> _Your assignment_: Pull out every line below that contains the word "true".
──────── Dataset records
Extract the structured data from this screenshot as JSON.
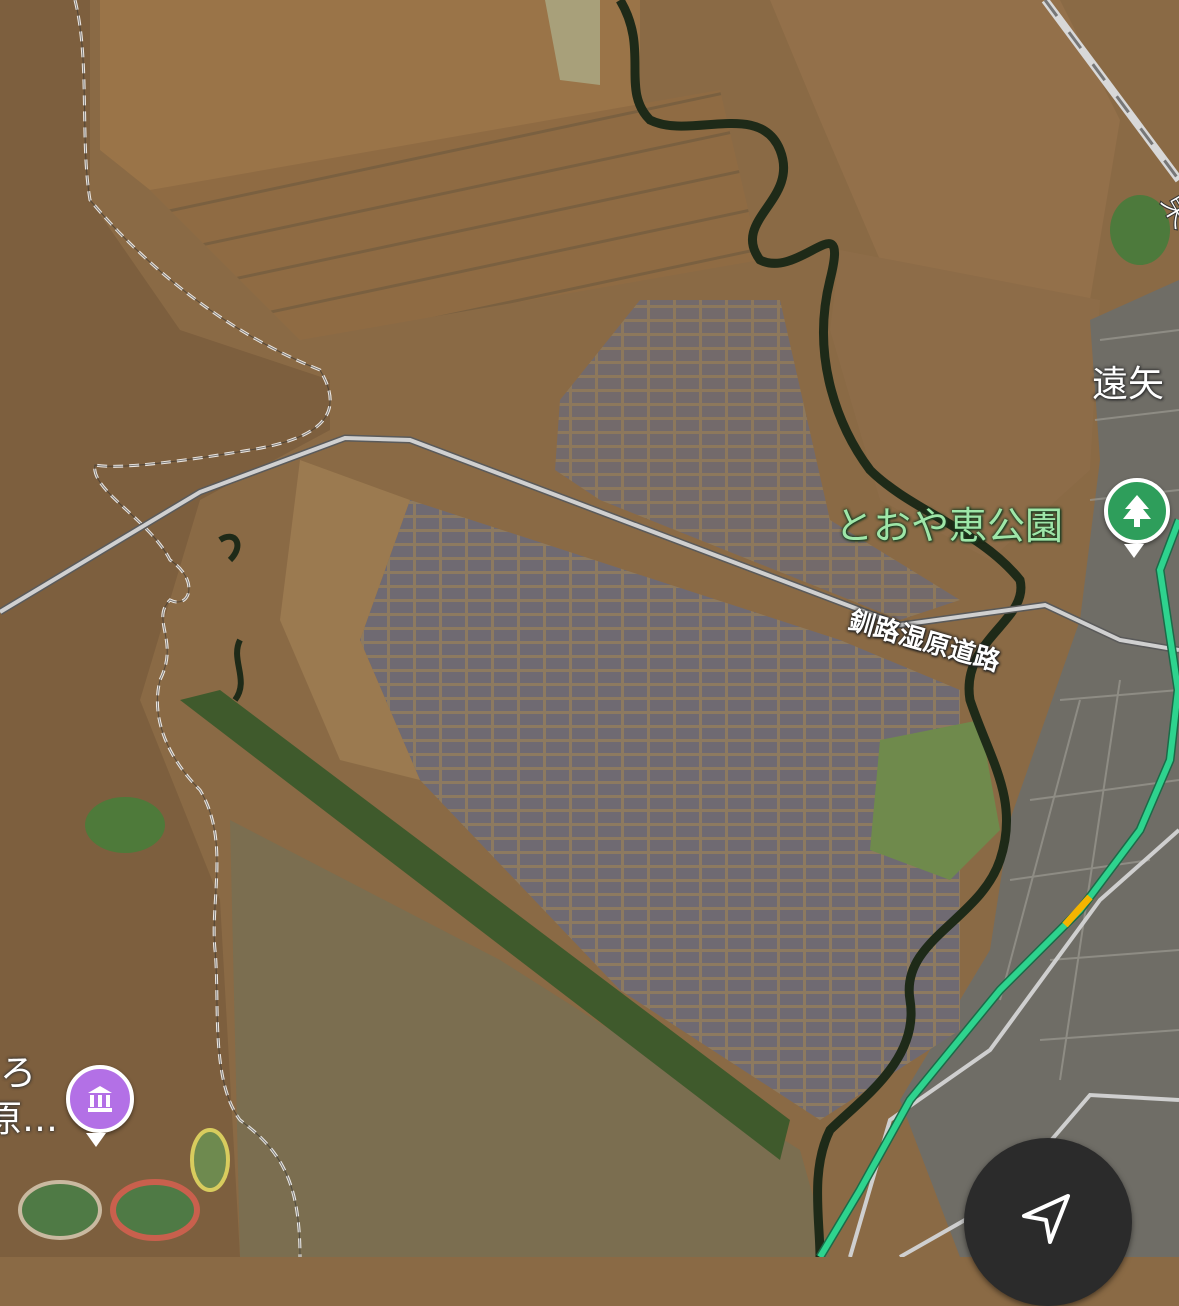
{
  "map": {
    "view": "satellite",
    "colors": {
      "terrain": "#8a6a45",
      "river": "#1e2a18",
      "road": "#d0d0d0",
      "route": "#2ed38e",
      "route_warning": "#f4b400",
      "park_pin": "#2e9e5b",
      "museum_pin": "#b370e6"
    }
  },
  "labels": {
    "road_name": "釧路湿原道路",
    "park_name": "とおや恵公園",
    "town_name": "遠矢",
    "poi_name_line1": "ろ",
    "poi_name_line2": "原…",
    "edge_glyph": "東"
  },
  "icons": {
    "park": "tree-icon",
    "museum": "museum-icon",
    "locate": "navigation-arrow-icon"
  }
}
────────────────
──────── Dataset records
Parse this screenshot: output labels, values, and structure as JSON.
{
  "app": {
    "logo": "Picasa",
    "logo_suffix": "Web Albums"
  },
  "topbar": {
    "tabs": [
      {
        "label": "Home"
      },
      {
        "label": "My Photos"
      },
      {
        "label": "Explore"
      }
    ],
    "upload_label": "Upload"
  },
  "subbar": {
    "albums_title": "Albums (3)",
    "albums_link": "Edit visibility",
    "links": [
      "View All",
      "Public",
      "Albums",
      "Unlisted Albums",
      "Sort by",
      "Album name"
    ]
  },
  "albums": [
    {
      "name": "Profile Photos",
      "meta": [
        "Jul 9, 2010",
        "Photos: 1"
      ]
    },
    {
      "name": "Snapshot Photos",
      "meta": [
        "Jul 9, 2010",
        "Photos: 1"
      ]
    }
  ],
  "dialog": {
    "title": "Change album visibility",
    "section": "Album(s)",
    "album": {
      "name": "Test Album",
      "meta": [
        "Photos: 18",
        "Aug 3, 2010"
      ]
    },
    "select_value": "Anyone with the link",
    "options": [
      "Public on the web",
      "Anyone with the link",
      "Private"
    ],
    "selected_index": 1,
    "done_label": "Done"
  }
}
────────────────
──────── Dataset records
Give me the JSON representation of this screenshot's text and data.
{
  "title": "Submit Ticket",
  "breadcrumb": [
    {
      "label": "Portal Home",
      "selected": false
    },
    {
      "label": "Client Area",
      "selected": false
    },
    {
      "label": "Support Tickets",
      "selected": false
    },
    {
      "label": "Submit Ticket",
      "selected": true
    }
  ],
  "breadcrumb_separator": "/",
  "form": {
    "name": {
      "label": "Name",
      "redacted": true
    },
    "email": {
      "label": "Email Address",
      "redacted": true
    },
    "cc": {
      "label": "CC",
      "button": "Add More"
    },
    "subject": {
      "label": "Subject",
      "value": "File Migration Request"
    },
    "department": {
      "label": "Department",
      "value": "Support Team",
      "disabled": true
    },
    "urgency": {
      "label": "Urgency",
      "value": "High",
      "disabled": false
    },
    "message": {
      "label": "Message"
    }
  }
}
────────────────
> _Your response_:
      "selected": true
      "redacted": true
      "redacted": true
      "disabled": true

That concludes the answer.